* [Data about app and page elements]

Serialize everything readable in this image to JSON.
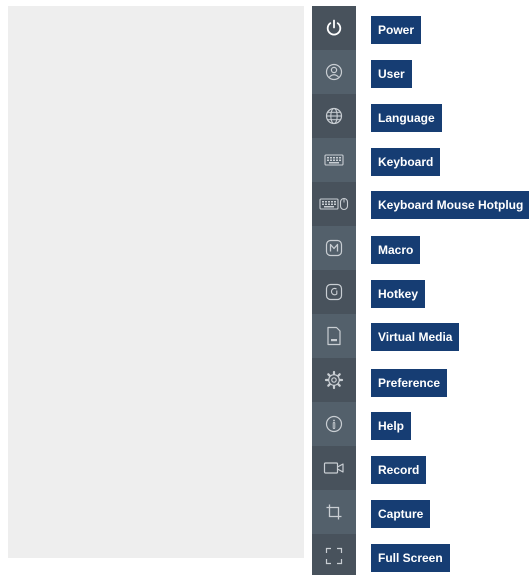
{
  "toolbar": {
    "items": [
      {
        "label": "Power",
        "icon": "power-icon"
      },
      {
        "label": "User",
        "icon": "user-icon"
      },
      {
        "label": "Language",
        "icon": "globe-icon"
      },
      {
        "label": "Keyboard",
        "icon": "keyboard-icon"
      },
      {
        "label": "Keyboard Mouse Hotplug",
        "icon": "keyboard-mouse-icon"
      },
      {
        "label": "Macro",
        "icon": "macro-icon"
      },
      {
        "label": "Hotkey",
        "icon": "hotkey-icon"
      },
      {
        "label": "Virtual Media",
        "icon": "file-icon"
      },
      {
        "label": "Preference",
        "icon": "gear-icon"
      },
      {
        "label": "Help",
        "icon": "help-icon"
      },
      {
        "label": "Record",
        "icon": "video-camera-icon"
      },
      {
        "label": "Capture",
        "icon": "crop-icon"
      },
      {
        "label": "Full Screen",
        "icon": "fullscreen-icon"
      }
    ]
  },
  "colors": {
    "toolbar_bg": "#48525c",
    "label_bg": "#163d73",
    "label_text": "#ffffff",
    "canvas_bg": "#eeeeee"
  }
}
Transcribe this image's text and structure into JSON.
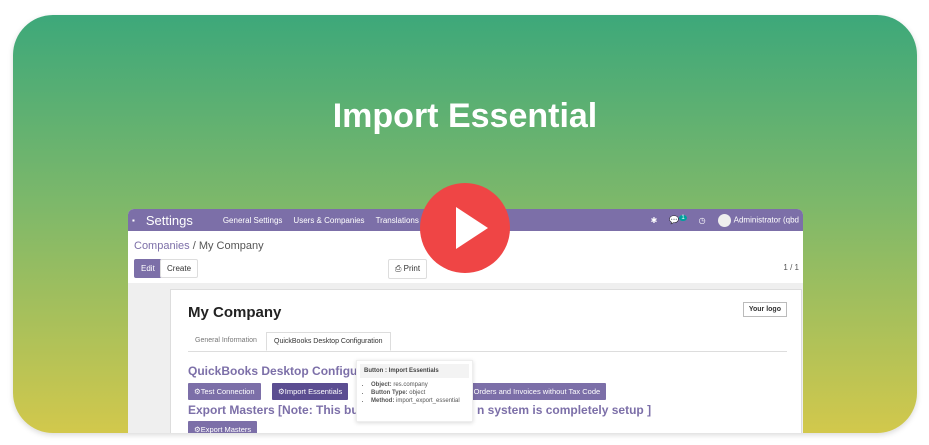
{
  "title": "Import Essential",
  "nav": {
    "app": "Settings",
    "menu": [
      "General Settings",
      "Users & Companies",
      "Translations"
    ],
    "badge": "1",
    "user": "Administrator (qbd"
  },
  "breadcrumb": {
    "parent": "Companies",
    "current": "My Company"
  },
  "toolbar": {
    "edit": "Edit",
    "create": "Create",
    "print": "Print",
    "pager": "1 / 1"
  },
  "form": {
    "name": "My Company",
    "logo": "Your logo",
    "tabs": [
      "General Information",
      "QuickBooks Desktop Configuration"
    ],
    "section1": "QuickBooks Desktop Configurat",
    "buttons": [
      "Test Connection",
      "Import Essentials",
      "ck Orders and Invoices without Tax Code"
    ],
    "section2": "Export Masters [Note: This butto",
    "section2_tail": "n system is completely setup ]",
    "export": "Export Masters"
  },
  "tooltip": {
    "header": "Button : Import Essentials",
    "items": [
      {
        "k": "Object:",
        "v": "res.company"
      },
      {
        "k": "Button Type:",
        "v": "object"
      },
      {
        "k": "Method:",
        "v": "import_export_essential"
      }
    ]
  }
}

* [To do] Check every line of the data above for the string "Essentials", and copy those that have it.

* [Exercise output]
      "Import Essentials",
    "header": "Button : Import Essentials",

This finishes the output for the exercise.